◆ What needs to be done ◆
Count every line in the entries below that contains the word "Achariya", and give only that number.
**********
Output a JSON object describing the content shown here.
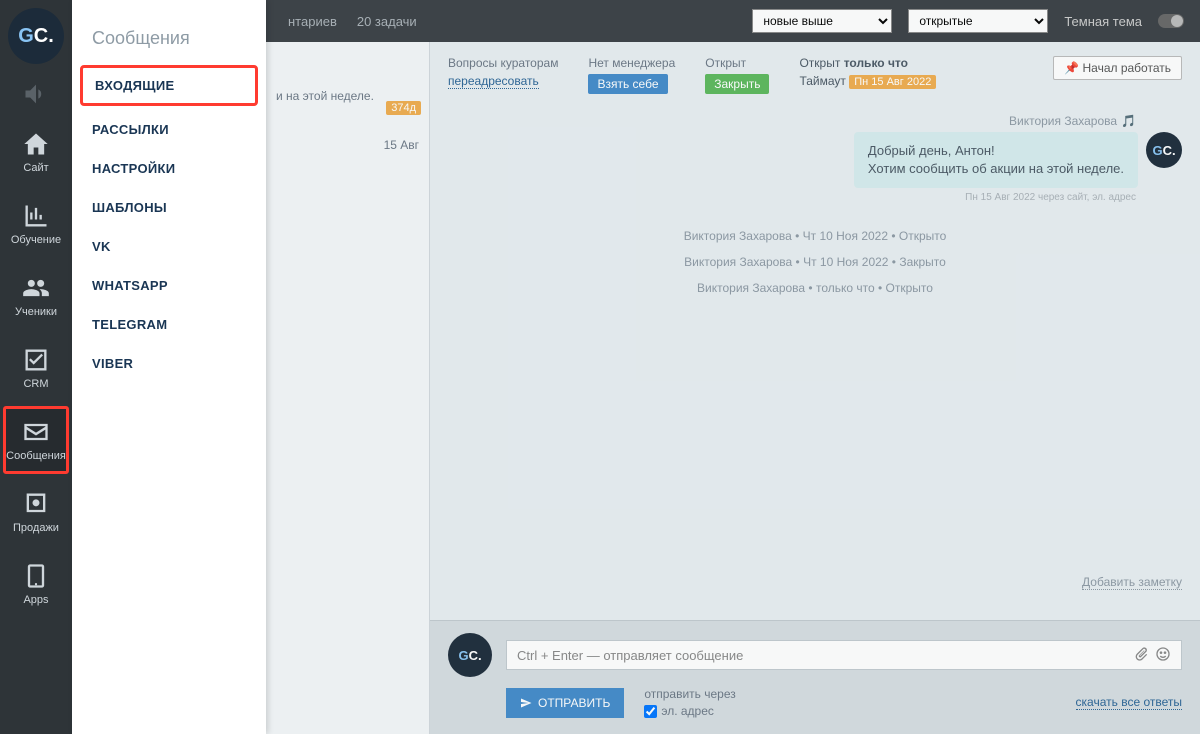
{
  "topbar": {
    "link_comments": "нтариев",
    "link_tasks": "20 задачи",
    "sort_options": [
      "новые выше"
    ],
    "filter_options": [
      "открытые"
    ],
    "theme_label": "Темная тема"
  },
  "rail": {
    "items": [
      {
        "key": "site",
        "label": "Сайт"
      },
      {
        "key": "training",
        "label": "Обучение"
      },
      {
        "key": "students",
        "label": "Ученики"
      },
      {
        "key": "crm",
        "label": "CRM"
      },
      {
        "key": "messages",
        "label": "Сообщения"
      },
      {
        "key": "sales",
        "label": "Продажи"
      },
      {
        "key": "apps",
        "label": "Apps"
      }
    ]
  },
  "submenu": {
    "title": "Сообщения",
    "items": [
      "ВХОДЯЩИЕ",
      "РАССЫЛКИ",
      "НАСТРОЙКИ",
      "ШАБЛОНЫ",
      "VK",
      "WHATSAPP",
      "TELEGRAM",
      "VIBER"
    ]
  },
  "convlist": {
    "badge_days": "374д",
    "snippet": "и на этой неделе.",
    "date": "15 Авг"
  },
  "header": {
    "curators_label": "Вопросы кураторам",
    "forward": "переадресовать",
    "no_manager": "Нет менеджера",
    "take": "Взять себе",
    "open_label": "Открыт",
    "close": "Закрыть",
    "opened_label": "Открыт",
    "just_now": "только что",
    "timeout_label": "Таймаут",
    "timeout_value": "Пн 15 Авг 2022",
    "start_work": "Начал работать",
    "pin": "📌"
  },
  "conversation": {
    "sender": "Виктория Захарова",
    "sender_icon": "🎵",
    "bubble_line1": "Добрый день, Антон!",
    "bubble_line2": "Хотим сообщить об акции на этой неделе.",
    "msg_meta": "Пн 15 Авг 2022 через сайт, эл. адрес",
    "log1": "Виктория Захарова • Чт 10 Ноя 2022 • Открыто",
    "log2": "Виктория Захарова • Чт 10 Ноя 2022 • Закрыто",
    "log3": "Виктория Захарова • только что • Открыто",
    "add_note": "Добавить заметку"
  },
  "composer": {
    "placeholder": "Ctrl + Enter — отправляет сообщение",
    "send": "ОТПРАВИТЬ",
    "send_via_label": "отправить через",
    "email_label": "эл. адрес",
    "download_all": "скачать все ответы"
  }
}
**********
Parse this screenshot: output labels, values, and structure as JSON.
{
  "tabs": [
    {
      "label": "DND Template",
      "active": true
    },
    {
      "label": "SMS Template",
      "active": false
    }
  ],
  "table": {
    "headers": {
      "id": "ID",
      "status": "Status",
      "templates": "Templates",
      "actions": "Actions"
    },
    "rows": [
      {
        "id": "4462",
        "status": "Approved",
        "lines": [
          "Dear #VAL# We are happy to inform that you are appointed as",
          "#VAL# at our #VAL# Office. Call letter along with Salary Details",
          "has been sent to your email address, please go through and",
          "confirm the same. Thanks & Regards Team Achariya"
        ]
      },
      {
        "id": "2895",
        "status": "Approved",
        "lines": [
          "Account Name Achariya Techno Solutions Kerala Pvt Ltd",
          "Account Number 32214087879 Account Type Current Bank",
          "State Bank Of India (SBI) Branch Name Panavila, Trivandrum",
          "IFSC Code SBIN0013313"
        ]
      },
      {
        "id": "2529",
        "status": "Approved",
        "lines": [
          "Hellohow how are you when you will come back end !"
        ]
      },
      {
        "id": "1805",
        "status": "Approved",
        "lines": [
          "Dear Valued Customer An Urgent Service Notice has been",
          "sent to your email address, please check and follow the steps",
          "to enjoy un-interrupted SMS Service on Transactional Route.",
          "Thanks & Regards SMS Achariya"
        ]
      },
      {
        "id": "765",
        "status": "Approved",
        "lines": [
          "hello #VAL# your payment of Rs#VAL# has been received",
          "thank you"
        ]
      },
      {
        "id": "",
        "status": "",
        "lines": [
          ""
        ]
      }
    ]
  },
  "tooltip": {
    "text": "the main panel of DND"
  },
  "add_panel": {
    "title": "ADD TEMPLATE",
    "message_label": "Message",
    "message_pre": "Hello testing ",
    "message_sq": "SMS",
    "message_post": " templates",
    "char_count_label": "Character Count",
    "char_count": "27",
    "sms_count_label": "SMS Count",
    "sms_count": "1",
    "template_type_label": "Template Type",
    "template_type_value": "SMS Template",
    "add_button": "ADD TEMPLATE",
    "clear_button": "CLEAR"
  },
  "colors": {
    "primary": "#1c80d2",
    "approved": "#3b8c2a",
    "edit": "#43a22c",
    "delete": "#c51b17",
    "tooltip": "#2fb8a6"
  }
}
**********
◆ Written response ◆
3